───── DATA EXCERPTS ─────
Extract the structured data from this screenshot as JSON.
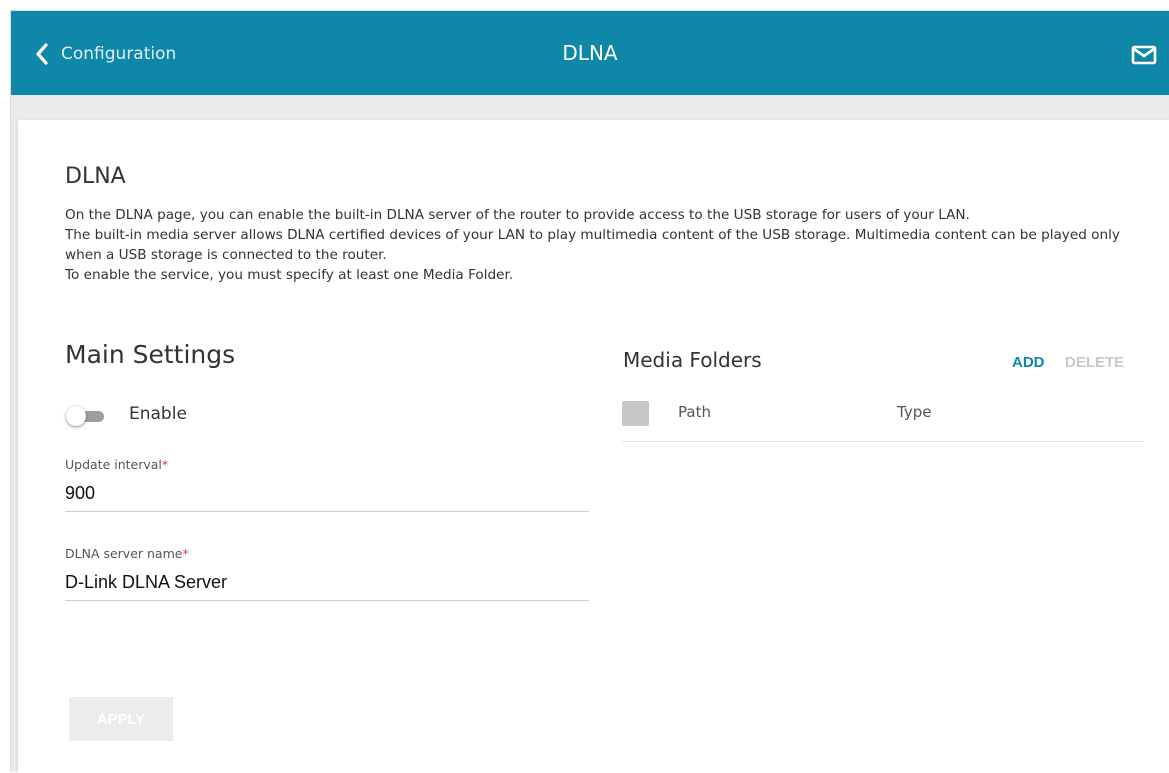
{
  "header": {
    "back_label": "Configuration",
    "title": "DLNA",
    "back_icon": "chevron-left-icon",
    "mail_icon": "envelope-icon",
    "bar_color": "#0f87a8"
  },
  "section": {
    "title": "DLNA",
    "description": [
      "On the DLNA page, you can enable the built-in DLNA server of the router to provide access to the USB storage for users of your LAN.",
      "The built-in media server allows DLNA certified devices of your LAN to play multimedia content of the USB storage. Multimedia content can be played only when a USB storage is connected to the router.",
      "To enable the service, you must specify at least one Media Folder."
    ]
  },
  "main_settings": {
    "title": "Main Settings",
    "enable_label": "Enable",
    "enable_state": false,
    "update_interval": {
      "label": "Update interval",
      "required_mark": "*",
      "value": "900"
    },
    "server_name": {
      "label": "DLNA server name",
      "required_mark": "*",
      "value": "D-Link DLNA Server"
    },
    "apply_label": "APPLY"
  },
  "media_folders": {
    "title": "Media Folders",
    "add_label": "ADD",
    "delete_label": "DELETE",
    "columns": [
      "Path",
      "Type"
    ],
    "rows": []
  }
}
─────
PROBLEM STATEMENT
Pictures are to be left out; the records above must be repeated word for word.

TASK SOLUTION
Extract the structured data from this screenshot as JSON.
{
  "header": {
    "back_label": "Configuration",
    "title": "DLNA",
    "back_icon": "chevron-left-icon",
    "mail_icon": "envelope-icon",
    "bar_color": "#0f87a8"
  },
  "section": {
    "title": "DLNA",
    "description": [
      "On the DLNA page, you can enable the built-in DLNA server of the router to provide access to the USB storage for users of your LAN.",
      "The built-in media server allows DLNA certified devices of your LAN to play multimedia content of the USB storage. Multimedia content can be played only when a USB storage is connected to the router.",
      "To enable the service, you must specify at least one Media Folder."
    ]
  },
  "main_settings": {
    "title": "Main Settings",
    "enable_label": "Enable",
    "enable_state": false,
    "update_interval": {
      "label": "Update interval",
      "required_mark": "*",
      "value": "900"
    },
    "server_name": {
      "label": "DLNA server name",
      "required_mark": "*",
      "value": "D-Link DLNA Server"
    },
    "apply_label": "APPLY"
  },
  "media_folders": {
    "title": "Media Folders",
    "add_label": "ADD",
    "delete_label": "DELETE",
    "columns": [
      "Path",
      "Type"
    ],
    "rows": []
  }
}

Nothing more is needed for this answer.